Could you reproduce all of the records exactly?
Start of Block
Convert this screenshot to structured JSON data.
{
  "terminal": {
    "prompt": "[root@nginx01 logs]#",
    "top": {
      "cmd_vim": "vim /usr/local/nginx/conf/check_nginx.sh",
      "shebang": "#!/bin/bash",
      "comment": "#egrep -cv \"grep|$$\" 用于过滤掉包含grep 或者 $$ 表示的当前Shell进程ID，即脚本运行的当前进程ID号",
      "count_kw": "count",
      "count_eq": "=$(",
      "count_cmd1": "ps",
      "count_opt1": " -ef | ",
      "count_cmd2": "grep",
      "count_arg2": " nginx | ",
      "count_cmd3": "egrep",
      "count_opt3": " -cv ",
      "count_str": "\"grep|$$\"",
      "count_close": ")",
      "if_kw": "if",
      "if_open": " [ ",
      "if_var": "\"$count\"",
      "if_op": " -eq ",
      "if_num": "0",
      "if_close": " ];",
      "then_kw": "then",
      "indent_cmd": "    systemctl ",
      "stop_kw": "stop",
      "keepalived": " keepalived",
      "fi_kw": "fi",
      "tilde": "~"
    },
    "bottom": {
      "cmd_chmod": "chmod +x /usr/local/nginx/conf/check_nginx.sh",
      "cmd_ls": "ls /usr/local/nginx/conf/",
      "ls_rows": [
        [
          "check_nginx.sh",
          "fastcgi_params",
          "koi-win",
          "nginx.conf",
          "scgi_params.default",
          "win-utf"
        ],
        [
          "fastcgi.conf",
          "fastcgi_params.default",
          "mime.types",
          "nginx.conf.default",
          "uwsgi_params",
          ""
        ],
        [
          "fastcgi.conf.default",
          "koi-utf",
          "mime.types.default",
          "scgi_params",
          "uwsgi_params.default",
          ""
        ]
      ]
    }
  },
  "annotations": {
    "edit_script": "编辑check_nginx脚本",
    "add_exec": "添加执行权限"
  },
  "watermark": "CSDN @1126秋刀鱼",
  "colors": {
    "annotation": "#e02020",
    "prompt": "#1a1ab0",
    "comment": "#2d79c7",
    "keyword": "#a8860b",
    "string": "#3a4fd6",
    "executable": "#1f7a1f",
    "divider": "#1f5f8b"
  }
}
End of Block
§ ANSWER SECTION
Convert this screenshot to structured JSON data.
{
  "terminal": {
    "prompt": "[root@nginx01 logs]#",
    "top": {
      "cmd_vim": "vim /usr/local/nginx/conf/check_nginx.sh",
      "shebang": "#!/bin/bash",
      "comment": "#egrep -cv \"grep|$$\" 用于过滤掉包含grep 或者 $$ 表示的当前Shell进程ID，即脚本运行的当前进程ID号",
      "count_kw": "count",
      "count_eq": "=$(",
      "count_cmd1": "ps",
      "count_opt1": " -ef | ",
      "count_cmd2": "grep",
      "count_arg2": " nginx | ",
      "count_cmd3": "egrep",
      "count_opt3": " -cv ",
      "count_str": "\"grep|$$\"",
      "count_close": ")",
      "if_kw": "if",
      "if_open": " [ ",
      "if_var": "\"$count\"",
      "if_op": " -eq ",
      "if_num": "0",
      "if_close": " ];",
      "then_kw": "then",
      "indent_cmd": "    systemctl ",
      "stop_kw": "stop",
      "keepalived": " keepalived",
      "fi_kw": "fi",
      "tilde": "~"
    },
    "bottom": {
      "cmd_chmod": "chmod +x /usr/local/nginx/conf/check_nginx.sh",
      "cmd_ls": "ls /usr/local/nginx/conf/",
      "ls_rows": [
        [
          "check_nginx.sh",
          "fastcgi_params",
          "koi-win",
          "nginx.conf",
          "scgi_params.default",
          "win-utf"
        ],
        [
          "fastcgi.conf",
          "fastcgi_params.default",
          "mime.types",
          "nginx.conf.default",
          "uwsgi_params",
          ""
        ],
        [
          "fastcgi.conf.default",
          "koi-utf",
          "mime.types.default",
          "scgi_params",
          "uwsgi_params.default",
          ""
        ]
      ]
    }
  },
  "annotations": {
    "edit_script": "编辑check_nginx脚本",
    "add_exec": "添加执行权限"
  },
  "watermark": "CSDN @1126秋刀鱼",
  "colors": {
    "annotation": "#e02020",
    "prompt": "#1a1ab0",
    "comment": "#2d79c7",
    "keyword": "#a8860b",
    "string": "#3a4fd6",
    "executable": "#1f7a1f",
    "divider": "#1f5f8b"
  }
}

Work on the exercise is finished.